14 Apr 2019

The house with walls of noise

From The House , 7:30 am on 14 April 2019

If you’re in the mood for a wall of noise experience you could try an industrial metal concert, but it’s cheaper to go to Parliament for Oral Questions.

Ok, that’s an unequal contest, but sometimes it feels close. When people watch question time from the public gallery for the first time their response is frequently some version of ‘I had not idea it was so loud!’

Prime Minister Jacinda Ardern speaks in a debate on the Prime Minister's Statement.

 Members of the Public can experience Parliament in all it's glory (and volume) from the public galleries around the chamber. Photo: VNP / Daniela Maoate-Cox

It’s particularly loud if the rhetorical contest is between the party leaders. Sometimes it’s actually hard to make out the Prime Minister's answers over all the barracking, despite the fact that, as the MP answering she is amplified.

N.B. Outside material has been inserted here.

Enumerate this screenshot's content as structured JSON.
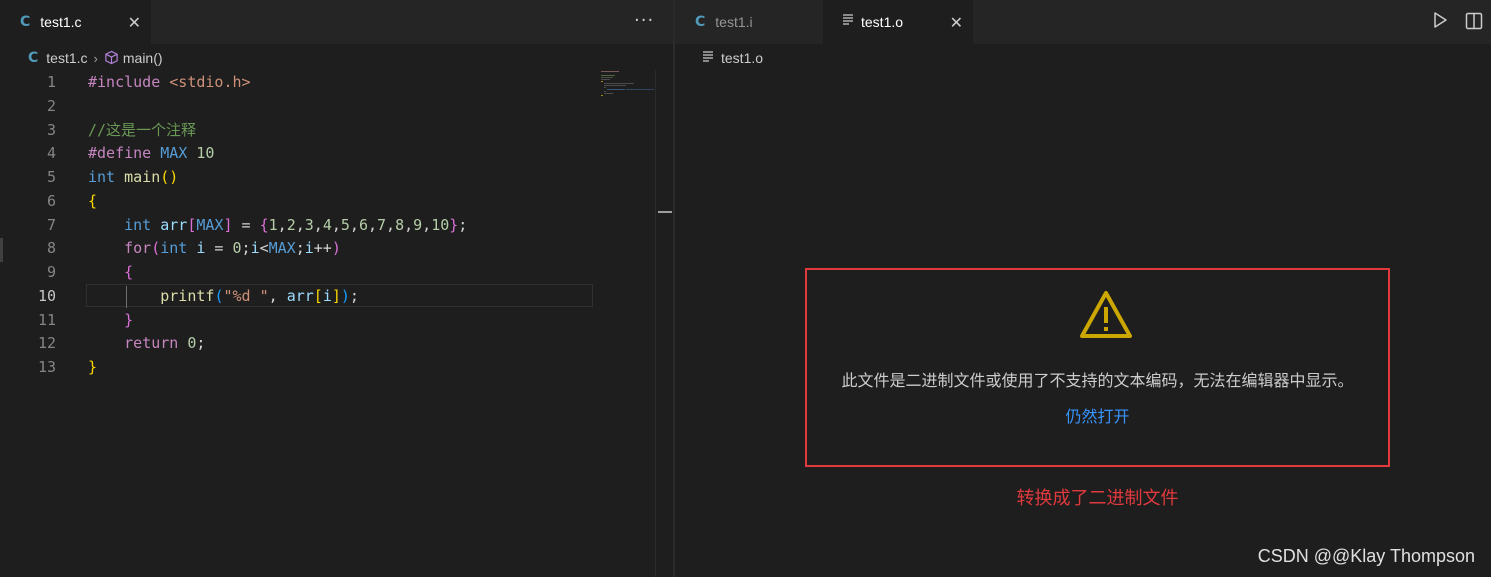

The really disconcerting thing is that it’s not loud all of the time. The moment an answer is finished and it’s time for the next question, you could hear a pin drop. MPs can interject during answers but not questions.

So what’s the point of all of the noise? Is it anger, or frustration, or is there a sharper point to it all?

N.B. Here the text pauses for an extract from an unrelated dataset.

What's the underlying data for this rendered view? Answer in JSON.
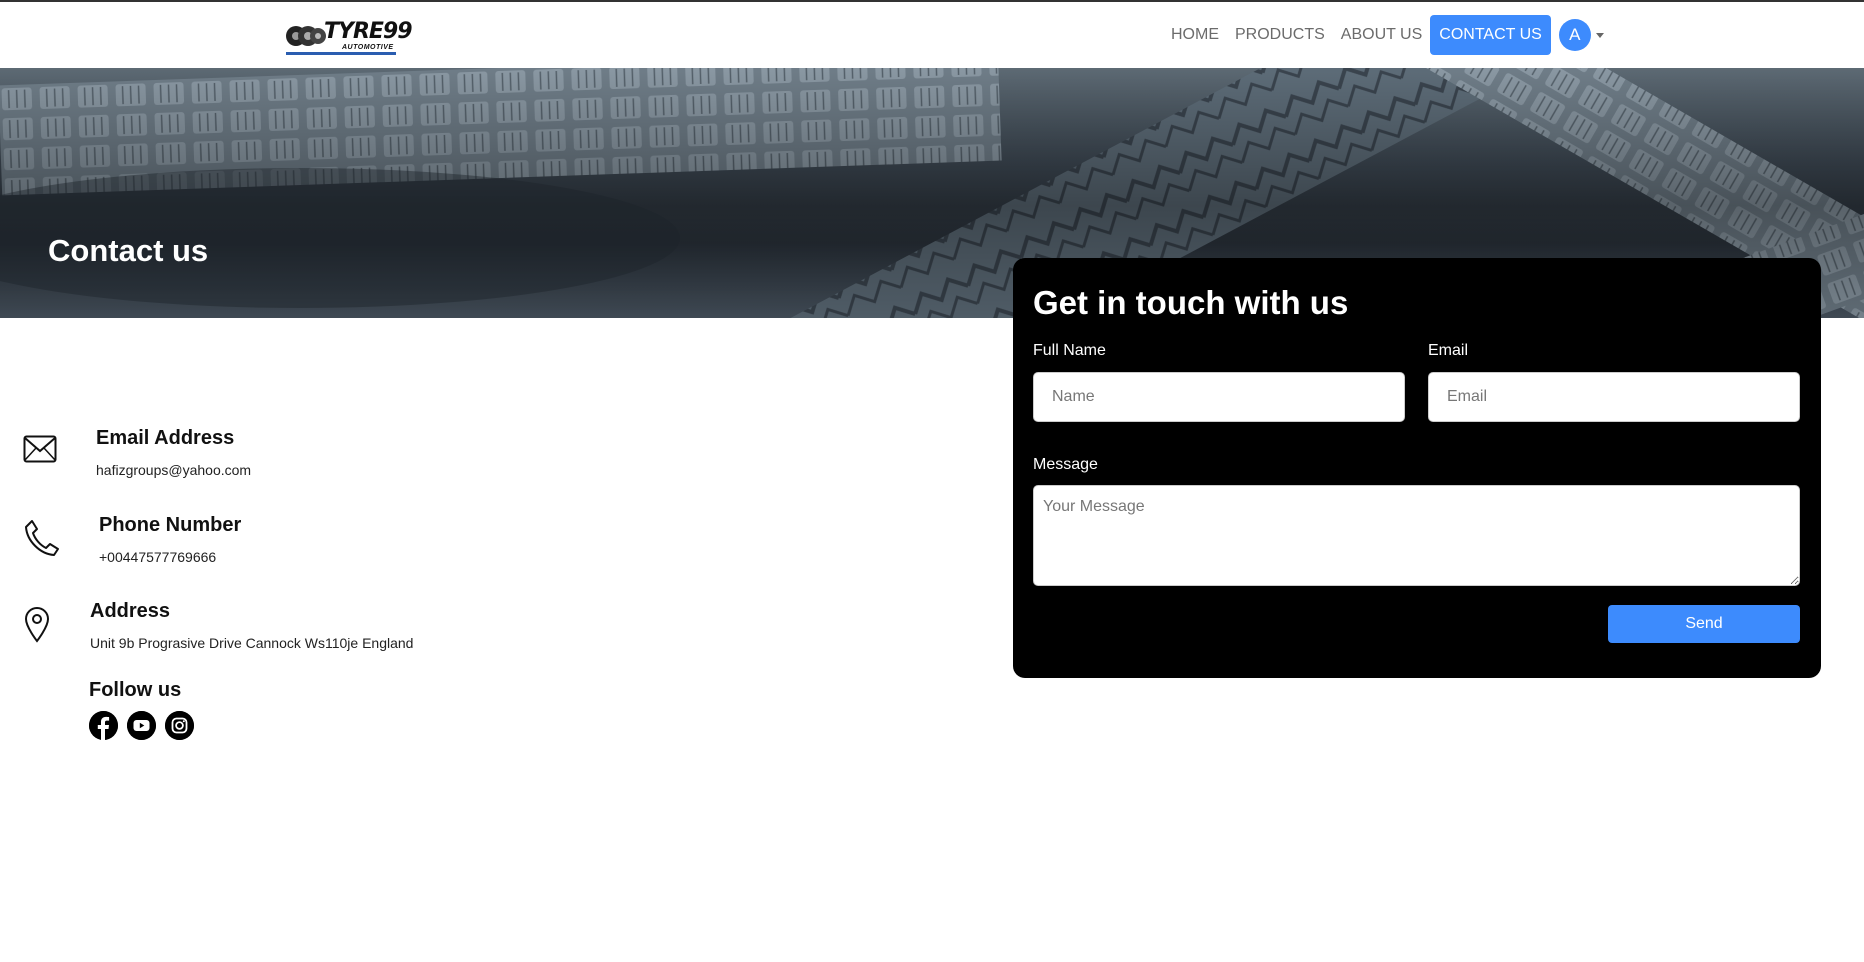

There are tactics and I asked Gerry Brownlee to explain some of them. Listen to his take on it in the audio above (after a brief explanation of the rules of ministerial responsibility - bonus). 

National MP Gerry Brownlee in the House

Gerry Brownlee in the debating chamber, where he is the Shadow Leader of the House, responsible for leading the opposition's response to the government's legislative plan. Photo: VNP / Phil Smith